Between May and September 2023, contractors set to work on the project. The scheme included stabilising the foundations of the ground conditions by injecting a levelling screed, a technique also used to level airport runways. Engineers re-levelled the west end church font and supporting steps and provided joint re-enforcement across various settlement cracks to the masonry walls. Repairs were also made to the wooden lychgate at the entrance of the churchyard.

Architect Adrian Pearson led the work, with Restoration Projects as the principal contractor. The project has engaged and provided employment to specialist contractors in the region.

Parish priest, Father Jules Mambu said: “National Highways’ grant will have a huge impact for both the Church and the local community. We really appreciate the generosity and the commitment for helping us to achieve our goals.”

Peter Barlow, Architect with Historic England, said: “It’s been a pleasure to work with Father Jules and National Highways to restore this magnificent building. St Anne’s is such a landmark both for the local community and for passing travellers. The specialist heritage skills that have been employed here, including the repair of the intricate terracotta tiles and the gilded wall mosaics have produced first class results.”

St Anne's is a thriving centre for the local community with an active bell ringing team, close links to the neighbouring St Anne’s Primary School and Scouts, Brownies, Cubs and Beavers groups having regular use of the church’s facilities. Under Father Mambu’s leadership, St Anne’s hosts Heritage Open Days with self-guided walks.

The foundation stone of the church was laid on September 1st 1880 and the church consecrated on July 29 1882.

Designed by one of the era’s leading architectural practices, James Medland and Henry Taylor, they defied Victorian architectural ideas by creating a meld of styles harking back to the medieval church and adding Elizabethan chimneys and a Scandinavian-style roof design. The church also has an outdoor pulpit, plus inside church side squints and sedilia.

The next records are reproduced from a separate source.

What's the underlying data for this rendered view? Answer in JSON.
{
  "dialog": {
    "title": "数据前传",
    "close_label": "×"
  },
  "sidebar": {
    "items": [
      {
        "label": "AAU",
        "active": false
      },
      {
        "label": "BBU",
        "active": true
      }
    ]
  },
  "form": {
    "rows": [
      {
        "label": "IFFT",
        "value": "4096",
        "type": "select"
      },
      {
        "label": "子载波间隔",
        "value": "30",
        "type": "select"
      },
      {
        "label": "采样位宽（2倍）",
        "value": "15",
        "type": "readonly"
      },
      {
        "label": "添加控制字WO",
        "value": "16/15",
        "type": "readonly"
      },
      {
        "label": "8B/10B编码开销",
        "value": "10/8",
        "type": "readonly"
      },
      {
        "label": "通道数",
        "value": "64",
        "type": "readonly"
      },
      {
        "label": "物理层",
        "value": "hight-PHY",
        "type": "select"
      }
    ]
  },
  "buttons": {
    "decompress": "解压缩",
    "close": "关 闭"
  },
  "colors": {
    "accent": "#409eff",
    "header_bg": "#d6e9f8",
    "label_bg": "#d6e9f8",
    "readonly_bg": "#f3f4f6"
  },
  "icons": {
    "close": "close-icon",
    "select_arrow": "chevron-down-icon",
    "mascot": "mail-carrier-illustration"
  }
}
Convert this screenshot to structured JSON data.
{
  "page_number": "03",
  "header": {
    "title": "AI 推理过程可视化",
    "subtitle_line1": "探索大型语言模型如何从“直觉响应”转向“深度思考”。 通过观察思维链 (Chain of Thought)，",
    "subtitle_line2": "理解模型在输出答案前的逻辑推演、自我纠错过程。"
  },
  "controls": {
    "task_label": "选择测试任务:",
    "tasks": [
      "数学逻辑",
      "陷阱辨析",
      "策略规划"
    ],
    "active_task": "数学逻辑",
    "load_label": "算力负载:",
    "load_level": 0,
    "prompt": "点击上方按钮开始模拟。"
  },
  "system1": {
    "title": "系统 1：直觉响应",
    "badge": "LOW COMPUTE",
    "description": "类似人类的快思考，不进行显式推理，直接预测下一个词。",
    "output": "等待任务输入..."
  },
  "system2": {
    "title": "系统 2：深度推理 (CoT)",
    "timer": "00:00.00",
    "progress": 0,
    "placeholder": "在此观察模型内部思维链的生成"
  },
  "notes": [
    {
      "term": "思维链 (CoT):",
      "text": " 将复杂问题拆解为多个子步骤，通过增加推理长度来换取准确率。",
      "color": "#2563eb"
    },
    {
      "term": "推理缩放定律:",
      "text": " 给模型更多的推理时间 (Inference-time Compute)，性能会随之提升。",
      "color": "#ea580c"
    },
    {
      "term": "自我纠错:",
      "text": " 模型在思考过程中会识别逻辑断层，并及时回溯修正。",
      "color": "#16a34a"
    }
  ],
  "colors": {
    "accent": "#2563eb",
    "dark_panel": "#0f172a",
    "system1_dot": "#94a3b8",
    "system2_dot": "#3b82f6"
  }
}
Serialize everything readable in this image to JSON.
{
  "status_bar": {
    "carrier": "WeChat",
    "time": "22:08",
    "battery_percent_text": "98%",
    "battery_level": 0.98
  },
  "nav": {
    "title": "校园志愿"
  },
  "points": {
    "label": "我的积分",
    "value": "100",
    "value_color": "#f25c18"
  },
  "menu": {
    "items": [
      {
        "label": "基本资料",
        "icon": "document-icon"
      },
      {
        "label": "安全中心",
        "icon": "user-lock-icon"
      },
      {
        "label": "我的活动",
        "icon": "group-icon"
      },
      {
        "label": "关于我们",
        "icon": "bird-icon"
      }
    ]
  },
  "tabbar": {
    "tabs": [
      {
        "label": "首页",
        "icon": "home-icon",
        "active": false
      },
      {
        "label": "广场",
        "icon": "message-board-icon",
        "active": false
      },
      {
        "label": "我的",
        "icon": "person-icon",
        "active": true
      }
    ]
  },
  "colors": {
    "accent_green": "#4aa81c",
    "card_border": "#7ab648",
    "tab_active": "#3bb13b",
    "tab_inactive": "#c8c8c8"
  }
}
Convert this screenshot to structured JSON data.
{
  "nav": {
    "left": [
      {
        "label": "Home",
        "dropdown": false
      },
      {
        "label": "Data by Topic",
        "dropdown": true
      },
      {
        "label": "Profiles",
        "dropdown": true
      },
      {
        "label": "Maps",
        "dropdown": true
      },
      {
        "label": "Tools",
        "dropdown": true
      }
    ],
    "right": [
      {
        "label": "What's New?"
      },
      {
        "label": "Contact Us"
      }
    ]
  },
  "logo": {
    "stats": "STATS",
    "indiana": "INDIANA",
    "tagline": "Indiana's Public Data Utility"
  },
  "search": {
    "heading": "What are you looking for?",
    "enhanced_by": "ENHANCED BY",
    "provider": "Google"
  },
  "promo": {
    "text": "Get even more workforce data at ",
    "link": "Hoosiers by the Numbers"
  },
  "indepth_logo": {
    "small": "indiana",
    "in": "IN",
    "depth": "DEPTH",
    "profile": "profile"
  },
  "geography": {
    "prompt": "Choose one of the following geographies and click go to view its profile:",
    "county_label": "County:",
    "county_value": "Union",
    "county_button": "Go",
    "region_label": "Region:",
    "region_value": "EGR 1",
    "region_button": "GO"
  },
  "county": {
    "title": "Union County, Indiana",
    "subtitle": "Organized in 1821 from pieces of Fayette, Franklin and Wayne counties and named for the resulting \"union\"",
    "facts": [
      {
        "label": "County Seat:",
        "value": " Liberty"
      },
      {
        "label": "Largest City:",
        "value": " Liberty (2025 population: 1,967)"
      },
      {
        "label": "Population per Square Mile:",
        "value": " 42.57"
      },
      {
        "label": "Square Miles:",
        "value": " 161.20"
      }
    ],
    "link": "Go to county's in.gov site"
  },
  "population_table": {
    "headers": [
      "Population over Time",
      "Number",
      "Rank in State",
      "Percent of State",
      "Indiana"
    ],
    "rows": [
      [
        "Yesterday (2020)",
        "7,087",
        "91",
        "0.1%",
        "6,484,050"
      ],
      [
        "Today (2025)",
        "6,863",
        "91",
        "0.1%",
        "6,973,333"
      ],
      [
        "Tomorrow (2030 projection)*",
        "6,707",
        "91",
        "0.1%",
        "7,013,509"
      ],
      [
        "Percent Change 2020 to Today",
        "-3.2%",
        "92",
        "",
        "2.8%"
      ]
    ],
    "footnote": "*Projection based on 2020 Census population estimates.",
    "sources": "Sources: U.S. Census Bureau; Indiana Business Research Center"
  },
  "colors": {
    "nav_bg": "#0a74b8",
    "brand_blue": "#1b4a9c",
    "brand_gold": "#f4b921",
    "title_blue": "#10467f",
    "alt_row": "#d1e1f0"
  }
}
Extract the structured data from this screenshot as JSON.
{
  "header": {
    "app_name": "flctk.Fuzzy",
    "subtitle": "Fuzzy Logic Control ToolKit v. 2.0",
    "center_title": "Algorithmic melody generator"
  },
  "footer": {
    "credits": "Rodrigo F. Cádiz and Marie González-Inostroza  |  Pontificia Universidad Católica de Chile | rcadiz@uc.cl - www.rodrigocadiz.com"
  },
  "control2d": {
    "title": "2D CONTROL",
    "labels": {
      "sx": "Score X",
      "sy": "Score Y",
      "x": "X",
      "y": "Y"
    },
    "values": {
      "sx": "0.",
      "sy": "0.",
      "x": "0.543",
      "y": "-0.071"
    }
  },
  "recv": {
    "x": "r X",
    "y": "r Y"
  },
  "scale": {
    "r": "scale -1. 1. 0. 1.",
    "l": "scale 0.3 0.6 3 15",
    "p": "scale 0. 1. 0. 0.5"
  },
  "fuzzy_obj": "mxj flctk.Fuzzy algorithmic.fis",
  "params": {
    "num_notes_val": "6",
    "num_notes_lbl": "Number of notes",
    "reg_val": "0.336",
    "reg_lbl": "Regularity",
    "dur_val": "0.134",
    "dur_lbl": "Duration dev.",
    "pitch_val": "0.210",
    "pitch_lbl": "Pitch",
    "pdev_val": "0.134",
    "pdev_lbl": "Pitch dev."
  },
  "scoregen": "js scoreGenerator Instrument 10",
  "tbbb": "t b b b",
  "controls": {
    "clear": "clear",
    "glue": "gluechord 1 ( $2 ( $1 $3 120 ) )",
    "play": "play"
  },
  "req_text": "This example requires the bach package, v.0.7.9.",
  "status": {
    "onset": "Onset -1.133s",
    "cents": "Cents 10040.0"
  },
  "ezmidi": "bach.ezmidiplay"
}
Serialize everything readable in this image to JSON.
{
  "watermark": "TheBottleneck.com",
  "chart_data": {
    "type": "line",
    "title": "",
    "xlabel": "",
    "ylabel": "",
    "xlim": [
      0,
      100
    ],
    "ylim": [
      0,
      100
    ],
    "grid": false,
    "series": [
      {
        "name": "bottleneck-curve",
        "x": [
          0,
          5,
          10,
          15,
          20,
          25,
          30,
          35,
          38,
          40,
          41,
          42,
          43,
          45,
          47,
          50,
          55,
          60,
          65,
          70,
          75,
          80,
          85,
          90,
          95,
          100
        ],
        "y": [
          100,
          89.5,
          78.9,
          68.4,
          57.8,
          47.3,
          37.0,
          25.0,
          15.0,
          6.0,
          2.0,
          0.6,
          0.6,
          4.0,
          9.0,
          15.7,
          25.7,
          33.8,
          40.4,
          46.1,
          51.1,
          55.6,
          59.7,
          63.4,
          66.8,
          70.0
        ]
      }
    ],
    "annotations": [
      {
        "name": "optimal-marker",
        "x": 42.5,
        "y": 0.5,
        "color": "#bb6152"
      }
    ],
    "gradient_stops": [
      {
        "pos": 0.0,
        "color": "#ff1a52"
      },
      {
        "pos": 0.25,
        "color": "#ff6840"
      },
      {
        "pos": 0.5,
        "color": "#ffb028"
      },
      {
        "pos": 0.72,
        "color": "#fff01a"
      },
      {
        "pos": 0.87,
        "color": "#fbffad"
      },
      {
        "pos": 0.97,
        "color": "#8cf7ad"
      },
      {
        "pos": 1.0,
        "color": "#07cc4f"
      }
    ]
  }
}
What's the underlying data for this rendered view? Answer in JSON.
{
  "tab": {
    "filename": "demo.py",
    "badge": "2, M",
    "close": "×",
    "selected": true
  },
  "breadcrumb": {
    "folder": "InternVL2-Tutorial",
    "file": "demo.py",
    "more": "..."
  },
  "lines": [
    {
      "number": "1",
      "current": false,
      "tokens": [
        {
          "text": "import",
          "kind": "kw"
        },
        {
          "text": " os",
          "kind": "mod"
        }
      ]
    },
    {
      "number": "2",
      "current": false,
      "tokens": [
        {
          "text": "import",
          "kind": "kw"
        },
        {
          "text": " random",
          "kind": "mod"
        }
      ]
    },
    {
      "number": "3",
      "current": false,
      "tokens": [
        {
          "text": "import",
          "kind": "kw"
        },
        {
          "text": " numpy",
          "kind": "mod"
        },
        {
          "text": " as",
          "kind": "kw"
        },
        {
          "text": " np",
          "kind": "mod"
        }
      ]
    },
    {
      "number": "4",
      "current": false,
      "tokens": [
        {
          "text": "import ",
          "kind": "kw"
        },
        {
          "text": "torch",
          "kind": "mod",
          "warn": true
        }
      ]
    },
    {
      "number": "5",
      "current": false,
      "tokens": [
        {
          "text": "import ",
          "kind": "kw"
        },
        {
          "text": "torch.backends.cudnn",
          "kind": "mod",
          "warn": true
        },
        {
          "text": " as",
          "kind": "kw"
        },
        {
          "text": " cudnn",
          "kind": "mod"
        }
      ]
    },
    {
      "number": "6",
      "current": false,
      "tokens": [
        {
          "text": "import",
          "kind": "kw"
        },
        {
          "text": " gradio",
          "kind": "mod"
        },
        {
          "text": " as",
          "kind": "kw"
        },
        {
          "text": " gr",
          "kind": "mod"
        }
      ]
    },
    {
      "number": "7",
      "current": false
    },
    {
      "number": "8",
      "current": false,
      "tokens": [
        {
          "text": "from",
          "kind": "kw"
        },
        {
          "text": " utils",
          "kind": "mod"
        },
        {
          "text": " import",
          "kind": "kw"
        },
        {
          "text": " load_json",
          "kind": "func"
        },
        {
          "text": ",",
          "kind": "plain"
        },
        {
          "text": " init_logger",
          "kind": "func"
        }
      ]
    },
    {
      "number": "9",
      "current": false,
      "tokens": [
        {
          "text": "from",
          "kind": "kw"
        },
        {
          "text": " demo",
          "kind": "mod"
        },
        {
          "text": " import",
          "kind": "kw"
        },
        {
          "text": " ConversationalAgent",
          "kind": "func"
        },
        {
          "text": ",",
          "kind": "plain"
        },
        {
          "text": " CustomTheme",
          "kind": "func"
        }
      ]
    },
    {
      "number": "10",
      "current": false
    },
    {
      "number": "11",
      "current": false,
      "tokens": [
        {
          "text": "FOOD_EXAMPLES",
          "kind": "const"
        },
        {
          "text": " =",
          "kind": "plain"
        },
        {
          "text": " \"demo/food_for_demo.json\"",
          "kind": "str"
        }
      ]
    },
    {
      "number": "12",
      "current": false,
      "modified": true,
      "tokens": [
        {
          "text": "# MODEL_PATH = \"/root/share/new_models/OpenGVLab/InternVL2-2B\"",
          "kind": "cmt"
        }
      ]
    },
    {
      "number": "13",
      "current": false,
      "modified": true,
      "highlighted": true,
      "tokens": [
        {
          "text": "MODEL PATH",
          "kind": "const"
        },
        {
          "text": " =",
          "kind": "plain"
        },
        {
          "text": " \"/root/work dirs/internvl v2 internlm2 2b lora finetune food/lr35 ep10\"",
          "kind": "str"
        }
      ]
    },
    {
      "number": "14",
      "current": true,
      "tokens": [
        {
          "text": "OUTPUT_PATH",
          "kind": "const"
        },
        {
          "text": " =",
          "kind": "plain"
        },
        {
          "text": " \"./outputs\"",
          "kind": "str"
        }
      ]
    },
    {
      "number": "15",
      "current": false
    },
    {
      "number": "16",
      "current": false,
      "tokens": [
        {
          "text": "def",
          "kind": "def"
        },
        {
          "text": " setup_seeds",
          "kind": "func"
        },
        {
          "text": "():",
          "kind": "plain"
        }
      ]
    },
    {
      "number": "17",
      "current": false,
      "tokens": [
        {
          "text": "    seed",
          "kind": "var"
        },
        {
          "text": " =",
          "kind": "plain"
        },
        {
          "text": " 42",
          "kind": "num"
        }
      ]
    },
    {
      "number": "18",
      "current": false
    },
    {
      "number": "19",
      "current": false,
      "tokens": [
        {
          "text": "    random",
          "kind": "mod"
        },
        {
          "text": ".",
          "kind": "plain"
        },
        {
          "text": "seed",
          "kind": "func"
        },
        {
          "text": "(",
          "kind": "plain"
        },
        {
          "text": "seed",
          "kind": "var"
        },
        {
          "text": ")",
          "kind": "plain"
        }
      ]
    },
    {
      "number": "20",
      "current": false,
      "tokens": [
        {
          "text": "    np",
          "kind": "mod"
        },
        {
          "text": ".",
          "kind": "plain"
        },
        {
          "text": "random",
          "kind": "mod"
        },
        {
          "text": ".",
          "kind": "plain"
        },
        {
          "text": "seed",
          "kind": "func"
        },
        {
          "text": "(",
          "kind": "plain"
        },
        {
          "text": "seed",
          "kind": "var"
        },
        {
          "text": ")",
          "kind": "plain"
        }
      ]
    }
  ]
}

The Church patron, Joseph Sidebotham, a rich local mill owner and philanthropist, added his own ideas and designs and creations: His mother and wife were both called Anne and so the church was named after them. Joseph was a botanist and stained glass and other forms of decoration are filled with beautiful plants, often referring to the Bible.

Joseph lavished money on this church and rectory, employing the finest craftsmen and using the best materials. The mosaic tiles and panels are by both Salviati & Co of Venice and also Ludwig Oppenheimer. The stained glass is by Heaton, Butler & Baines of London.